On a free walking tour, our guide pointed to some balconies and announced that they were the original "social network." He explained that the balconies connected neighbors together. They were used daily for gossip and during war times to help people escape from Russian soldiers. Then our tour guide took us to sit under a shade tree and whistled several musical selections from opera to pop to his captive and somewhat bewildered audience. Nate and I politely applauded while exchanging bemused glances that read, "Well, that was different."

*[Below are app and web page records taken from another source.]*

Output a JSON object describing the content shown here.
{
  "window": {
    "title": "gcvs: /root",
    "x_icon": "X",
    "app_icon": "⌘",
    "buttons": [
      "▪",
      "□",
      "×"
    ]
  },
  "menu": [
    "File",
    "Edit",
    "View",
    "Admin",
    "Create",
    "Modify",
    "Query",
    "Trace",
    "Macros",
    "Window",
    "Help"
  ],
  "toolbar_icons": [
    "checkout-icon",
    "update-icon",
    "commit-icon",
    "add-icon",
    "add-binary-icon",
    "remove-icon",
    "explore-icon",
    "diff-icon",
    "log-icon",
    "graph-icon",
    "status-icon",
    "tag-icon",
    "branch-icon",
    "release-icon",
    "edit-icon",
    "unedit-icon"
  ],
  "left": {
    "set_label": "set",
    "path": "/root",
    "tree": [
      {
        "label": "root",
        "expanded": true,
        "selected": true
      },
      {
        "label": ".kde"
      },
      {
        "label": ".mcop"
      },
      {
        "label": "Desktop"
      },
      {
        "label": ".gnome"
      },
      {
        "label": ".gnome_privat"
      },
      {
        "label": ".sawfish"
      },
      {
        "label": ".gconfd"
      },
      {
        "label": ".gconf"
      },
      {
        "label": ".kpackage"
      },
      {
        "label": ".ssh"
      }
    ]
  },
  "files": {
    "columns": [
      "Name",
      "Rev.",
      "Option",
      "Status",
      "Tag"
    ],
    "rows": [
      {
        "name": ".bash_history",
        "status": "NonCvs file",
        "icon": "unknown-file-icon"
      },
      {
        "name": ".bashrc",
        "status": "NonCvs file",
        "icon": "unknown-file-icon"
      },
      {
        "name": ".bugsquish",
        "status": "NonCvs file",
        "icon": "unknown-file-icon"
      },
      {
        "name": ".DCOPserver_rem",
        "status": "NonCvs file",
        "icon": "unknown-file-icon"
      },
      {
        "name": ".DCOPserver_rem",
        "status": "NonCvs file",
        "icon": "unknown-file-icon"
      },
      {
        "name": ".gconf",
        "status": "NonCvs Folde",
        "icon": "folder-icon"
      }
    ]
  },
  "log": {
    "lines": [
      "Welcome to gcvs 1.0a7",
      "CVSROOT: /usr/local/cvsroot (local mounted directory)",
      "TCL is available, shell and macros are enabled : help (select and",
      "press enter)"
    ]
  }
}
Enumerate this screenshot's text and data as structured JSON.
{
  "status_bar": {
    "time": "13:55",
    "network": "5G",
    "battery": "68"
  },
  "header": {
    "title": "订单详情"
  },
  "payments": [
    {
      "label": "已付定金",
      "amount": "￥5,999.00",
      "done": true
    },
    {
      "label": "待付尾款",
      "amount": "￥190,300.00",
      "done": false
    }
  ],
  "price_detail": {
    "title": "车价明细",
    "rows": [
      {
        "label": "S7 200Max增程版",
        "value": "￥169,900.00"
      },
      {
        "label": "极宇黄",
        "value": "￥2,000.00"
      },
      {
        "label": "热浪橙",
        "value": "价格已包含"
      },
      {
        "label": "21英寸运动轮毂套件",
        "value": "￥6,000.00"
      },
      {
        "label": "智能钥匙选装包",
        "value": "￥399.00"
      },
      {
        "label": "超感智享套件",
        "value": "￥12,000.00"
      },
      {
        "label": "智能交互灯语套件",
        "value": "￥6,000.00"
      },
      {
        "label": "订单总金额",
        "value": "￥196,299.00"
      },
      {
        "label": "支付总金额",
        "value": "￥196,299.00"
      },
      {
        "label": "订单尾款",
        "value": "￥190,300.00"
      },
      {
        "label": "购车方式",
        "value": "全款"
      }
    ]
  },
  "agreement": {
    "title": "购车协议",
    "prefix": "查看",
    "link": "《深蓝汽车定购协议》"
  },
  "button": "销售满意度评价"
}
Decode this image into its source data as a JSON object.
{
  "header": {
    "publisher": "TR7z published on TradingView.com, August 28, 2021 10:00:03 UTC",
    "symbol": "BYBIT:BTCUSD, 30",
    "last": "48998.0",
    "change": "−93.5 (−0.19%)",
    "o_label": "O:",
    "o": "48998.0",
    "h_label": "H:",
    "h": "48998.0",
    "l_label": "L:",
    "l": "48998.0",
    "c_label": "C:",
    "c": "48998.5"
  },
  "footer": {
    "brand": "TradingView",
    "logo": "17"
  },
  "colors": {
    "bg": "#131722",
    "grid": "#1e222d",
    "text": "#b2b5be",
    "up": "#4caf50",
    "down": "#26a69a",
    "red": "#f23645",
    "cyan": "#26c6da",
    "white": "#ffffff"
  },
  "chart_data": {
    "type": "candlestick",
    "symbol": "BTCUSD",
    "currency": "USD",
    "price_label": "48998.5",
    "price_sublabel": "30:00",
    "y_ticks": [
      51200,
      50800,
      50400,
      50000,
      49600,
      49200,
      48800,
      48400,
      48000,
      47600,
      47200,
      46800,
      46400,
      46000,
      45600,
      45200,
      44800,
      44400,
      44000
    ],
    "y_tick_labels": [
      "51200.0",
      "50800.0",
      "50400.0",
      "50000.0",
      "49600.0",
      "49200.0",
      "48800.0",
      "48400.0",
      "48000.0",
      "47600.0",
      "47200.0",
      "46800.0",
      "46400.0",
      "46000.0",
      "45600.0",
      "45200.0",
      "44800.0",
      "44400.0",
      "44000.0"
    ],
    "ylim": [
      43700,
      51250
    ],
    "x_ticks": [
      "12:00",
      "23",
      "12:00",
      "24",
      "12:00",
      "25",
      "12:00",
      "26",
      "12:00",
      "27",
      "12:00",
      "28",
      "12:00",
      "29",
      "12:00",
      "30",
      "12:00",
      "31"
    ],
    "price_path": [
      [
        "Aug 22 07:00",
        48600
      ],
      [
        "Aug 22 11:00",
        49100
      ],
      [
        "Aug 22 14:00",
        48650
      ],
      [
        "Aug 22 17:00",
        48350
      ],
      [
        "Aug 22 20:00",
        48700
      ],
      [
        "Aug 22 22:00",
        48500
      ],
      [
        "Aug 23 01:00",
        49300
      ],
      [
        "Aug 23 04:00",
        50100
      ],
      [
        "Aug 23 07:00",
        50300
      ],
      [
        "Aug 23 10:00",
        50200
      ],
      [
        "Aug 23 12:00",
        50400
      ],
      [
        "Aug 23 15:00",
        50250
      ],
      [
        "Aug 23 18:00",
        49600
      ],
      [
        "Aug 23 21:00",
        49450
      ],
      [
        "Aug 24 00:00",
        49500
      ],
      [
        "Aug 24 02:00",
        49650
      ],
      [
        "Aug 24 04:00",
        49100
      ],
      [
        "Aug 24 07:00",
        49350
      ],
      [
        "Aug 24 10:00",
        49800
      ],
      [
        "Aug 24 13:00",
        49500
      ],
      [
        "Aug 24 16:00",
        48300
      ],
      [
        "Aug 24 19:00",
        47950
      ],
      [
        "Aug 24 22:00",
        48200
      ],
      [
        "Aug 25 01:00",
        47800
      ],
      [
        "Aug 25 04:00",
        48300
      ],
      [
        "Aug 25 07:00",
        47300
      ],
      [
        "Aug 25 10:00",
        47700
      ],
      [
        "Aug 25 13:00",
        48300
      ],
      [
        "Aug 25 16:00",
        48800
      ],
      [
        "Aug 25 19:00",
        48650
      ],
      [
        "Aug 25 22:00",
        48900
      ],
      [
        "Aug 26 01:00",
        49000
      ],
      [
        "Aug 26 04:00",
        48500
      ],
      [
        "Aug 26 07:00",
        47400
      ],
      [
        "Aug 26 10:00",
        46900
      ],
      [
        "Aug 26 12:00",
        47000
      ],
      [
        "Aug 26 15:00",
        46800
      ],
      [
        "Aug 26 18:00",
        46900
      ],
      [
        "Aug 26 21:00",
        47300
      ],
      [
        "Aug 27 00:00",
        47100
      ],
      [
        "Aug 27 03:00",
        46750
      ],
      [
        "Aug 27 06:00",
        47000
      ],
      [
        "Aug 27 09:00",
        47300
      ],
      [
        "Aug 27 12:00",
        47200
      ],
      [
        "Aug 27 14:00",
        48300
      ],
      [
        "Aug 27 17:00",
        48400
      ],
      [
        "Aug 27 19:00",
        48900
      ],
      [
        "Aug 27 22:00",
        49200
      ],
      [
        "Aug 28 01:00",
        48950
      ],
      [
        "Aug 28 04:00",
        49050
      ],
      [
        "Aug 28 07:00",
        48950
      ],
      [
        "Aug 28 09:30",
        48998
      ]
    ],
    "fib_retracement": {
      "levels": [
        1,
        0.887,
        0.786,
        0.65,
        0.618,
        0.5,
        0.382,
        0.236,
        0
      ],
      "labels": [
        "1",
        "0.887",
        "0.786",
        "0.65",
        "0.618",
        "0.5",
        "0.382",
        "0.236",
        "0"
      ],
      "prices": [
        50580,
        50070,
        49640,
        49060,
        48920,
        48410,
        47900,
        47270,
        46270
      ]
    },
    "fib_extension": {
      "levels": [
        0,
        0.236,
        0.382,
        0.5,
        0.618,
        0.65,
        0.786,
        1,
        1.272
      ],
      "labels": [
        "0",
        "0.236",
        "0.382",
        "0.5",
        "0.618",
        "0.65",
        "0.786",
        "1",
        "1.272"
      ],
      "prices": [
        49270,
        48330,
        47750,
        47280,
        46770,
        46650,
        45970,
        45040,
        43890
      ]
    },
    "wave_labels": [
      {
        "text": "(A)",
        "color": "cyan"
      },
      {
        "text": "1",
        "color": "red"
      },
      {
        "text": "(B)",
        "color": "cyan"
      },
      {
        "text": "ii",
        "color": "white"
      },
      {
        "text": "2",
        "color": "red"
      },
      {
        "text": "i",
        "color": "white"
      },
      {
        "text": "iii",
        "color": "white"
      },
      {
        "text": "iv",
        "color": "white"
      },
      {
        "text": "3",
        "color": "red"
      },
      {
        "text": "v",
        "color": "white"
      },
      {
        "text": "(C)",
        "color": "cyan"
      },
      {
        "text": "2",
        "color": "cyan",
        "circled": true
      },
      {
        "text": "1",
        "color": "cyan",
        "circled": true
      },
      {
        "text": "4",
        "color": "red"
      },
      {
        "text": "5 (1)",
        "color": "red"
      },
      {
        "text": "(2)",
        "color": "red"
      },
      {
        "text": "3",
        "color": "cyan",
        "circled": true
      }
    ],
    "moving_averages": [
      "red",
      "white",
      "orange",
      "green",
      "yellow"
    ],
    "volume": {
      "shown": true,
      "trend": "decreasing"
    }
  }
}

After wearing out our welcome in Tbilisi, we decided to get on a train to travel west to a tiny town called Borjomi. Nate and I arrived at the train station with plenty of time to spare, found the right platform, and waited with a few dozen other sleepy passengers. As the train approached, everything changed. In an instant, everyone was crowding the edge of the platform jockeying for the front. As the train slowed, people began throwing...yes, throwing their bags into the train cars, presumably before the train car's occupants even had a chance to vacate their seats. This was followed by a chaotic stampede of people trying to both get on and off the train at the same time. It was pandemonium. Nate and I stood in the background, too stunned to move. Once on board, everything was made clear. The trains do not have a seat for every ticket sold, not by a long shot. Nate and I passed through car after car without finding anywhere to sit. Finally, a kind looking older woman caught my eye and motioned for me to sit where her bag was currently occupying the seat next to her. At the same time, an elderly man in the adjacent row did the same for Nate. We sat down gratefully, once again silently exchanging looks that read, "Well, that was a little apocalyptic."